§ **Data records**
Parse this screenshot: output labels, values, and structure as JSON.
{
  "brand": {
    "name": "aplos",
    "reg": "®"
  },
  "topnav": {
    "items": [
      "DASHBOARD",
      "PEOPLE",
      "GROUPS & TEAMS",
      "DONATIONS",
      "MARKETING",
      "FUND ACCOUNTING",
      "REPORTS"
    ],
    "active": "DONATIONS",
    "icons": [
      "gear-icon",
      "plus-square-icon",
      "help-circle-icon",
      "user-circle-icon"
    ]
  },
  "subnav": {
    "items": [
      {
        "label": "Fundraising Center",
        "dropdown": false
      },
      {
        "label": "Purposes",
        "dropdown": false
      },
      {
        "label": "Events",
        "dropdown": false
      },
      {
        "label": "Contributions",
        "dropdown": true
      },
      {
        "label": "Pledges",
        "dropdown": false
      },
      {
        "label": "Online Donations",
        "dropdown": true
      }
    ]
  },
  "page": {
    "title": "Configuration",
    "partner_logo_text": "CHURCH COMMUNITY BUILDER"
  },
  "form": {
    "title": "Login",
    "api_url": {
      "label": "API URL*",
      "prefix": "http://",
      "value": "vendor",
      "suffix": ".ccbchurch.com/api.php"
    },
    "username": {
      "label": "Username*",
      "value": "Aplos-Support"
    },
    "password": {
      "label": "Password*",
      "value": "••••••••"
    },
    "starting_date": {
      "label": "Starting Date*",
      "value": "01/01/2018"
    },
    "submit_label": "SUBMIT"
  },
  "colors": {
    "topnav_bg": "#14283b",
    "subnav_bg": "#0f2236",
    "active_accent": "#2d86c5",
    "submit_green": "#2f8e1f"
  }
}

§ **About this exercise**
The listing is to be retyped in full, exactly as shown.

§ **Task answer**
Parse this screenshot: output labels, values, and structure as JSON.
{
  "brand": {
    "name": "aplos",
    "reg": "®"
  },
  "topnav": {
    "items": [
      "DASHBOARD",
      "PEOPLE",
      "GROUPS & TEAMS",
      "DONATIONS",
      "MARKETING",
      "FUND ACCOUNTING",
      "REPORTS"
    ],
    "active": "DONATIONS",
    "icons": [
      "gear-icon",
      "plus-square-icon",
      "help-circle-icon",
      "user-circle-icon"
    ]
  },
  "subnav": {
    "items": [
      {
        "label": "Fundraising Center",
        "dropdown": false
      },
      {
        "label": "Purposes",
        "dropdown": false
      },
      {
        "label": "Events",
        "dropdown": false
      },
      {
        "label": "Contributions",
        "dropdown": true
      },
      {
        "label": "Pledges",
        "dropdown": false
      },
      {
        "label": "Online Donations",
        "dropdown": true
      }
    ]
  },
  "page": {
    "title": "Configuration",
    "partner_logo_text": "CHURCH COMMUNITY BUILDER"
  },
  "form": {
    "title": "Login",
    "api_url": {
      "label": "API URL*",
      "prefix": "http://",
      "value": "vendor",
      "suffix": ".ccbchurch.com/api.php"
    },
    "username": {
      "label": "Username*",
      "value": "Aplos-Support"
    },
    "password": {
      "label": "Password*",
      "value": "••••••••"
    },
    "starting_date": {
      "label": "Starting Date*",
      "value": "01/01/2018"
    },
    "submit_label": "SUBMIT"
  },
  "colors": {
    "topnav_bg": "#14283b",
    "subnav_bg": "#0f2236",
    "active_accent": "#2d86c5",
    "submit_green": "#2f8e1f"
  }
}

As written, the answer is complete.